We're already over a month into the new year, but I figured it'd still be fun to talk about all the books I'm excited to get my hands on in 2016.
2015 was a really great year for books, specifically young adult novels. I read so many great stories and there are so many others I didn't get to, but have heard great things about. With all that excellence in literature, you'd think there'd be nothing to look forward to for 2016. Nope! Stories are eternal and there are still so many to look forward to!
Passenger by Alexandra Bracken (January 5th) - Look at that cover! LOOK AT IT. I got a eARC last week and although I want to read it so bad, I'm definitely a physical book kinda gal. There is no way I could explain this novel better than the synopsis so I won't even try, but promises of time-travel intrigue and self-discovery lead me to incredibly high-expectations.
Truthwitch by Susan Dennard (January 5th) - I happen to be obsessed with Susan Dennard's blog and twitter, but I haven't actually read any of her novels, despite owning quite a few. In Truthwitch, Dennard weaves a story about a continent where the magic of the Truthwitch, a witch who can tell the truth from a lie, is valuable enough that Safi has to hide her abilities. It seems like a perfect high fantasy that delves into witch-y things and I've heard some pretty amazing things about it.
Stars Above by Marissa Meyer (February 2nd) - The downside to getting the wonderful thing that is Winter a month ago? The Lunar Chronicles is now complete, there is no more stories to read. Well, kind of. Stars Above is a bind up of all the 4 TLC novellas (none of which I've read) as well as a 5 new stories and bonus story that includes a marriage. I. Can't. Wait.
BlackHearts by Nicole Castroman (February 9th) - I'm really into pirates. I blame my early obsession with Peter Pan (which ironically could also explain my obsession with youth). I'm also really into retellings. BlackHearts is a Blackbeard retelling, but instead of focusing on what I consider his more menacing years, this novel seems to explain his earlier years as a boy who just wants to escape his life for the ocean of possibilities and a life at sea. Gimme, gimme!
Lady Midnight by Cassandra Clare (March 8th) - So long as Cassandra Clare continues to write novels in the Shadowhunter world, I will continue to devour them. The main characters are Emma Carstairs (JEM <3) and Julian Blackthorn, two characters we met and totally fell in love with in City of Heavenly Fire, and they are trying to find out who killed Emma's parents. Plus, the Shadowhunters show on Freeform makes me eager to jump into this world all over again.

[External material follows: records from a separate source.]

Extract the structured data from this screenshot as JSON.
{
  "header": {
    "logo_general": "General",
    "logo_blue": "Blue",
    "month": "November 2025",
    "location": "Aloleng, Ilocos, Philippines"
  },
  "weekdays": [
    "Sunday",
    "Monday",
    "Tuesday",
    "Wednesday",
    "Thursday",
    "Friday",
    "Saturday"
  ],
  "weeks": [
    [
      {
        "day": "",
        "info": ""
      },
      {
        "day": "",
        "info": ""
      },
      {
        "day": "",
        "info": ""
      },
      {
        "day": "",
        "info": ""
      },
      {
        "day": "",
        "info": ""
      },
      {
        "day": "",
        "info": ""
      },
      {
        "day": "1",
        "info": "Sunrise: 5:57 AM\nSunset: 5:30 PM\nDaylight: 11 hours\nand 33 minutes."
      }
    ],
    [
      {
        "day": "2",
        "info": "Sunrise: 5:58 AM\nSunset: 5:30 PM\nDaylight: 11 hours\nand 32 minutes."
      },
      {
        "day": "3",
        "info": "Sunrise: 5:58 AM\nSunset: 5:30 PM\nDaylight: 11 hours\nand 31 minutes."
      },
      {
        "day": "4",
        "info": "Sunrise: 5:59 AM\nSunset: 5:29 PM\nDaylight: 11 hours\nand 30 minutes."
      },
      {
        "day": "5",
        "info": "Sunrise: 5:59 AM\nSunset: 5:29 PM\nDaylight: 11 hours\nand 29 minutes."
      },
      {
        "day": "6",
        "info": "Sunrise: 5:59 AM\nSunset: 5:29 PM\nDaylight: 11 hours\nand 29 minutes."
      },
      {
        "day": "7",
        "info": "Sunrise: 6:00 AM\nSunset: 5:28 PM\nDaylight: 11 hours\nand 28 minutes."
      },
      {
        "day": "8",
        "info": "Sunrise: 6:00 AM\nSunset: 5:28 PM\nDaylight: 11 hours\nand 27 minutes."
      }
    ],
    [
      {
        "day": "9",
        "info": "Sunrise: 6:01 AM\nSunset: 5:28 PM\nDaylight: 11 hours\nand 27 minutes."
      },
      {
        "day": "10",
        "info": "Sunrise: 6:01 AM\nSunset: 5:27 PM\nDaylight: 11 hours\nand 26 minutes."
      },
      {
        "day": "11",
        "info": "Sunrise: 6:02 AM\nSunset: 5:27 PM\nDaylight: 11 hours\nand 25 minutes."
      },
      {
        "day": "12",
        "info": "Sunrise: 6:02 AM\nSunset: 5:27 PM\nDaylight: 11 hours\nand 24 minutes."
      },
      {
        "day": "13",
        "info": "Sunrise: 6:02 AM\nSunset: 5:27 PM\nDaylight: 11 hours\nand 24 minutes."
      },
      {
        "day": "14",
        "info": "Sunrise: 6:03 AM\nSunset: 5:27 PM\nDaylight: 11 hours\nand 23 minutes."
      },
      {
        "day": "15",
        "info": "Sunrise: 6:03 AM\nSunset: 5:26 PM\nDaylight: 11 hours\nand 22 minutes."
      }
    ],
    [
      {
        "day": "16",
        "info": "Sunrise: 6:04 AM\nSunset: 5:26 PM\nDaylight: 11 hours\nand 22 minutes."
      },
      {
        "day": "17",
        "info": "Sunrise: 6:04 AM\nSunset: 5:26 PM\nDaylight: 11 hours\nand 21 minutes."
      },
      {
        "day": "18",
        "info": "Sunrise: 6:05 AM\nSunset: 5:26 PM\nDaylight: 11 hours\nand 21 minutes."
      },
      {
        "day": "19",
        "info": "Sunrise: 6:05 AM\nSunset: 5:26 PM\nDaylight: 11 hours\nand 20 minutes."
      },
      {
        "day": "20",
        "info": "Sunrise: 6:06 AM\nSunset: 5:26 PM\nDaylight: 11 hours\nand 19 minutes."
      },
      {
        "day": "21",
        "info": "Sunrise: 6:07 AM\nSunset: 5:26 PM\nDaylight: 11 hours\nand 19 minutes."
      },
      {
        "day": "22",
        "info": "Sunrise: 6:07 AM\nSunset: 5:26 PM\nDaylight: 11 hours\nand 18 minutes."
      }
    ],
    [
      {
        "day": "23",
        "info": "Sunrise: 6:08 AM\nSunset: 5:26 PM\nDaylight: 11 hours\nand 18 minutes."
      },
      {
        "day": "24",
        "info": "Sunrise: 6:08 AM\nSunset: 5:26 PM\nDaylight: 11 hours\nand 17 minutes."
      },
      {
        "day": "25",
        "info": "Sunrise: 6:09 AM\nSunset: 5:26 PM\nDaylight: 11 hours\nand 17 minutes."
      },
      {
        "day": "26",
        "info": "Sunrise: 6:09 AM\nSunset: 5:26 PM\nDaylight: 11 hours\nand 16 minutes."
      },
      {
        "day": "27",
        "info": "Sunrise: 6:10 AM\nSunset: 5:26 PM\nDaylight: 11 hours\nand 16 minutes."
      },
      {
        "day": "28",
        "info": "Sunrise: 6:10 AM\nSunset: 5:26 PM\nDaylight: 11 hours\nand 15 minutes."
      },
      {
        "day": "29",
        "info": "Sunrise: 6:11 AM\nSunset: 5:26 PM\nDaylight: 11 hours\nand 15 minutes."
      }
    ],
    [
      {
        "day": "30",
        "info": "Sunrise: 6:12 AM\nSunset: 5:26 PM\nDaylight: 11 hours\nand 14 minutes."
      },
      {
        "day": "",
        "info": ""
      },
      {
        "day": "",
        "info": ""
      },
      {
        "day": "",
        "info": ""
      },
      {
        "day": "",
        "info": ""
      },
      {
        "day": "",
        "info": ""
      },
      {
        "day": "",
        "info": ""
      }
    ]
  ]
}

This Savage Song by Victoria Schwab (June 7th) - Holy gorgeous cover! I've been wanting to get into Schwab's writing but haven't known where to beginning. All of her novels sound so freaking good. I read the synopsis of this novel, the first in a new series, and I legit felt my eyes pop out of their sockets. Monsters are running lose and sucking out people's souls using music, some monsters are helping to save humans, but it all descends into chaos quickly. Honestly, I'm doing a terrible job at describing it, so click here for a better summary.
Heartless by Marissa Meyer (November 8th) - Surprise surprise, another retelling. Not that it'd matter anyways, I'm sure I'll read anything by Marissa Meyer. But it is an Alice and Wonderland retelling and if it's anything like what I've come to expect from Meyer, than it should be whimsical and nostalgic but also interesting in its own regard.
Throne of Glass #5 by Sarah J. Maas (September) - Queen of Shadows may not have been the picture of perfection that it was for everyone else, but that doesn't mean I'm not excited to continue on with this series. I won't say much else for risk of spoiling things, but it seems like the story's finally coming to a head and I can't wait to see what happens next.
I drafted this post months ago, and since then about a dozen books have popped onto my radar (including The Love That Split The World - seriously, check it out!). I simply will never run out of books.